The last time I had been on that road was in June of 2018, when my friend Ginger, who accompanied me on my move from San Diego to Colorado, was driving the small rental truck. Lily, my elderly black labrador, lay between the seats, and I was peering over the edge of the cliffs, hoping in one moment we wouldn’t be greeted by a gust of wind, and in another, hoping to catch the glimpse of some wildlife. On my wintery ride, I saw tracks in the snow and one tiny bird flitted by so quickly, I couldn’t identify it. I reminisced over my conversations with Ginger where she helped me remember the rightness of the decision to move away from my family. San Diego had chewed me up and spit me out financially. The tides had definitely turned in Colorado.

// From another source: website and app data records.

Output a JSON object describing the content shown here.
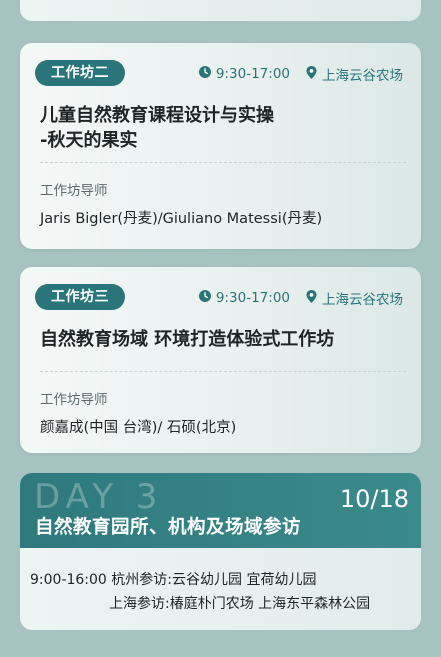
{
  "workshop2": {
    "badge": "工作坊二",
    "time": "9:30-17:00",
    "location": "上海云谷农场",
    "title_line1": "儿童自然教育课程设计与实操",
    "title_line2": "-秋天的果实",
    "mentor_label": "工作坊导师",
    "mentors": "Jaris Bigler(丹麦)/Giuliano Matessi(丹麦)"
  },
  "workshop3": {
    "badge": "工作坊三",
    "time": "9:30-17:00",
    "location": "上海云谷农场",
    "title": "自然教育场域 环境打造体验式工作坊",
    "mentor_label": "工作坊导师",
    "mentors": "颜嘉成(中国 台湾)/ 石硕(北京)"
  },
  "day3": {
    "bg_text": "DAY 3",
    "date": "10/18",
    "title": "自然教育园所、机构及场域参访",
    "time": "9:00-16:00",
    "line1": "杭州参访:云谷幼儿园  宜荷幼儿园",
    "line2": "上海参访:椿庭朴门农场  上海东平森林公园"
  },
  "icons": {
    "clock": "clock-icon",
    "pin": "location-pin-icon"
  },
  "colors": {
    "accent": "#2a7579",
    "background": "#a6c2c1"
  }
}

As the road widened and I recognized the curves, I knew I was approaching Independence Pass. I planned to stop and enjoy the scenery. There, I wasn’t alone. Many cars were parked, and couples and families were strolling along the path to the mountain’s edge.  I joined them on the path, deciding not to go too far as there was a bone-chilling wind serenading me. I took a selfie with the intention of texting Ginger once I had service. That’s when I noticed my anxiety had lifted. 

 While I love adventure, and have sworn never to let irrational fear to get in my way, at times it’s undeniably present in my life. Perhaps it’s because I’ve grown weary of doing life on my own since my divorce nine years ago. Yet, choosing to stay wasn’t an option then either. I’d opt to be solitarily alone than alone in relationship any day. My daughter recently stated that I’m self-dating. For the most part, I don’t mind being alone. In fact, with a housemate, I’m often annoyed that I “have” to make conversation when I’d rather be silently ruminating over the next chapter in my book or contemplating my next adventure. 

Driving back down the mountain, knowing I’d soon be in familiar territory as I neared Hartsel, I reflected on this latest bout of anxiety. Had I turned around after seeing the sign, I would have missed out on some beautiful scenery and a very long conversation with God. I would have also allowed the anxiety monster to win and that would have blocked many more adventures in the coming months and years. That’s not any way to live, not in my book. 

So my lessons? There are three:

  • I am never really alone.
  • I’m braver than I sometimes feel. 
  • Name it and you’ll tame it. 

#travelanxiety #carbondale #angiecallen #careerbenders #flyfishingatmyedge #trust #kulayogaonmain #fear #overcomingfear #awritablelife #independencepass